Surviving With Bad Credit: Getting By While Rebuilding
Fixing bad credit isn’t easy, and it isn’t always fast. Even if you are taking all the necessary steps or working with a professional, you still may need credit even while you are working to improve your score. If your credit is suffering from delinquent debts or other serious money problems, it can seem like the deck is stacked against you. Don’t give up hope! The following articles will help you secure housing, loans, and other necessities even if your credit isn’t great.
- Renting an Apartment with Poor Credit
- Getting a Loan with Poor Credit
- Getting a Small Business Loan Despite Low Credit
- Loan Options for Military Veterans with Bad Credit
- Buying a House with Bad Credit or No Credit
- Mortgage Refinancing: How to Repair Your Score First
- Get Reporting Errors Fixed
- Recovering from Delinquency and Being Sent to Collections
How Credit Scores, Wealth, and Debt Are Connected
Credit and wealth aren’t the same. In fact, you can be fabulously rich and still have terrible credit — or downright poor but with reasonably good credit. If you need help managing debt or simply want to better understand how your income influences your credit, the following articles will provide insight and actionable advice.
- How Income Affects Your Credit Score
- Low Income vs Low Credit: How to Strike A Healthy Balance
- How Rich People Can Still Have Terrible Credit
- Get Out of Debt — Even with Low Income
- Debt Relief Resources for Single Parents
Love and Money: Relationships That Can Affect Credit
You aren’t the only one responsible for your credit score. In fact, there are a lot of different ways the people you are close to can affect your credit, both positively and negatively. Marriage, having kids, co-signing for loans or credit, even opening a business can all impact credit. This selection of articles will go into more detail about how different types of relationships can affect your credit, and what to do if someone close to you has ruined your credit score.
- How People You Love Can Ruin Your Credit
- What Happens If You Marry Someone with Poor Credit
- Dealing with Your Spouse’s Debt
- How A Partner (or Ex) Can Wreck Your Credit
- Talking to Your Friends and Family About Money
- Roommates and Joint Accounts: Managing Debts and Credit Together
- How Parents Can Ruin Children’s Credit
- Business Partners and Credit Risks
- How Your Children Can Ruin Your Credit
Additional Credit Resources: Learn More About Credit and Improve Your Financial Habits
The world of credit reporting and tracking is always changing, and your needs are likely changing too.

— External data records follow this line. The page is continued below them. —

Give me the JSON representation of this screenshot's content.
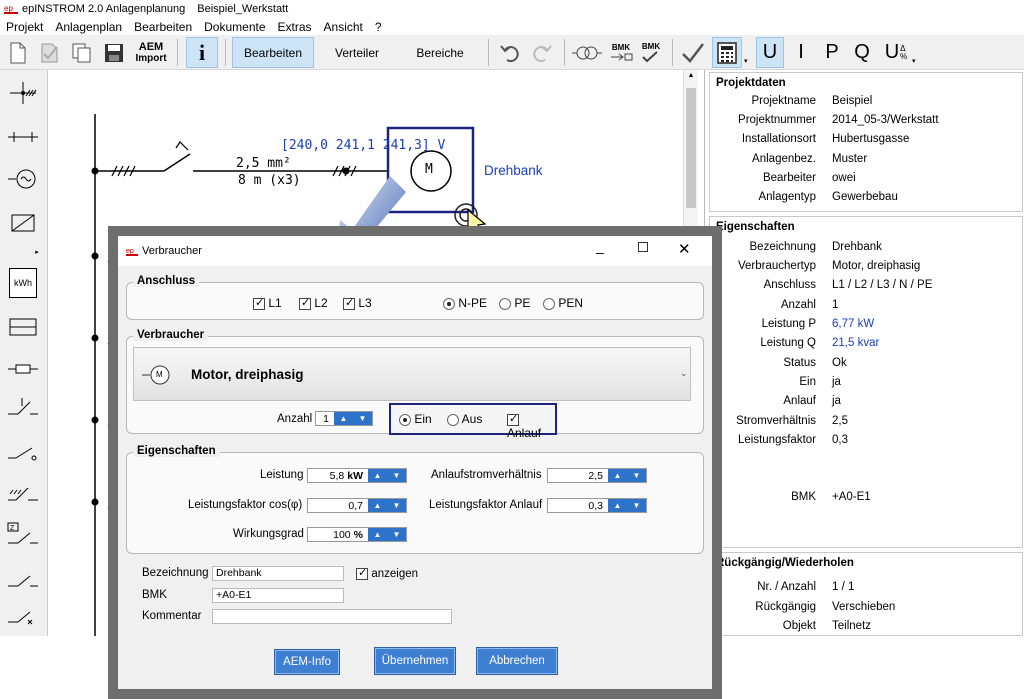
{
  "window": {
    "app_title": "epINSTROM 2.0 Anlagenplanung",
    "doc_title": "Beispiel_Werkstatt"
  },
  "menu": [
    "Projekt",
    "Anlagenplan",
    "Bearbeiten",
    "Dokumente",
    "Extras",
    "Ansicht",
    "?"
  ],
  "toolbar": {
    "aem_label_1": "AEM",
    "aem_label_2": "Import",
    "info": "i",
    "tabs": [
      "Bearbeiten",
      "Verteiler",
      "Bereiche"
    ],
    "bmk1": "BMK",
    "bmk2": "BMK",
    "U": "U",
    "I": "I",
    "P": "P",
    "Q": "Q",
    "Udelta": "U",
    "udelta_sup": "Δ",
    "udelta_sub": "%"
  },
  "leftbar": {
    "kwh": "kWh"
  },
  "canvas": {
    "cable_section": "2,5 mm²",
    "cable_length": "8 m (x3)",
    "voltage_label": "[240,0 241,1 241,3] V",
    "motor_symbol": "M",
    "motor_name": "Drehbank"
  },
  "projektdaten": {
    "title": "Projektdaten",
    "rows": [
      {
        "k": "Projektname",
        "v": "Beispiel"
      },
      {
        "k": "Projektnummer",
        "v": "2014_05-3/Werkstatt"
      },
      {
        "k": "Installationsort",
        "v": "Hubertusgasse"
      },
      {
        "k": "Anlagenbez.",
        "v": "Muster"
      },
      {
        "k": "Bearbeiter",
        "v": "owei"
      },
      {
        "k": "Anlagentyp",
        "v": "Gewerbebau"
      }
    ]
  },
  "eigenschaften_panel": {
    "title": "Eigenschaften",
    "rows": [
      {
        "k": "Bezeichnung",
        "v": "Drehbank"
      },
      {
        "k": "Verbrauchertyp",
        "v": "Motor, dreiphasig"
      },
      {
        "k": "Anschluss",
        "v": "L1 / L2 / L3 / N / PE"
      },
      {
        "k": "Anzahl",
        "v": "1"
      },
      {
        "k": "Leistung P",
        "v": "6,77 kW"
      },
      {
        "k": "Leistung Q",
        "v": "21,5 kvar"
      },
      {
        "k": "Status",
        "v": "Ok"
      },
      {
        "k": "Ein",
        "v": "ja"
      },
      {
        "k": "Anlauf",
        "v": "ja"
      },
      {
        "k": "Stromverhältnis",
        "v": "2,5"
      },
      {
        "k": "Leistungsfaktor",
        "v": "0,3"
      }
    ],
    "bmk_k": "BMK",
    "bmk_v": "+A0-E1"
  },
  "undo_panel": {
    "title": "Rückgängig/Wiederholen",
    "rows": [
      {
        "k": "Nr. / Anzahl",
        "v": "1 / 1"
      },
      {
        "k": "Rückgängig",
        "v": "Verschieben"
      },
      {
        "k": "Objekt",
        "v": "Teilnetz"
      }
    ]
  },
  "dialog": {
    "title": "Verbraucher",
    "anschluss": {
      "label": "Anschluss",
      "l1": "L1",
      "l2": "L2",
      "l3": "L3",
      "npe": "N-PE",
      "pe": "PE",
      "pen": "PEN"
    },
    "verbraucher": {
      "label": "Verbraucher",
      "type": "Motor, dreiphasig",
      "symbol": "M",
      "anzahl_label": "Anzahl",
      "anzahl_value": "1",
      "ein": "Ein",
      "aus": "Aus",
      "anlauf": "Anlauf"
    },
    "eigenschaften": {
      "label": "Eigenschaften",
      "leistung_label": "Leistung",
      "leistung_value": "5,8",
      "leistung_unit": "kW",
      "cosphi_label": "Leistungsfaktor cos(φ)",
      "cosphi_value": "0,7",
      "wirkungsgrad_label": "Wirkungsgrad",
      "wirkungsgrad_value": "100",
      "wirkungsgrad_unit": "%",
      "anlaufstrom_label": "Anlaufstromverhältnis",
      "anlaufstrom_value": "2,5",
      "lf_anlauf_label": "Leistungsfaktor Anlauf",
      "lf_anlauf_value": "0,3"
    },
    "bezeichnung_label": "Bezeichnung",
    "bezeichnung_value": "Drehbank",
    "anzeigen_label": "anzeigen",
    "bmk_label": "BMK",
    "bmk_value": "+A0-E1",
    "kommentar_label": "Kommentar",
    "kommentar_value": "",
    "buttons": {
      "aem_info": "AEM-Info",
      "uebernehmen": "Übernehmen",
      "abbrechen": "Abbrechen"
    }
  },
  "colors": {
    "accent": "#2c73c9",
    "highlight_box": "#1a237e",
    "link_blue": "#1a3fb0"
  }
}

No matter where you find yourself in life, the writers at Fiscal Tiger are working to ensure you have helpful information guiding you to success, financial and otherwise. These articles explore some additional, more specific topics related to credit scores and money management.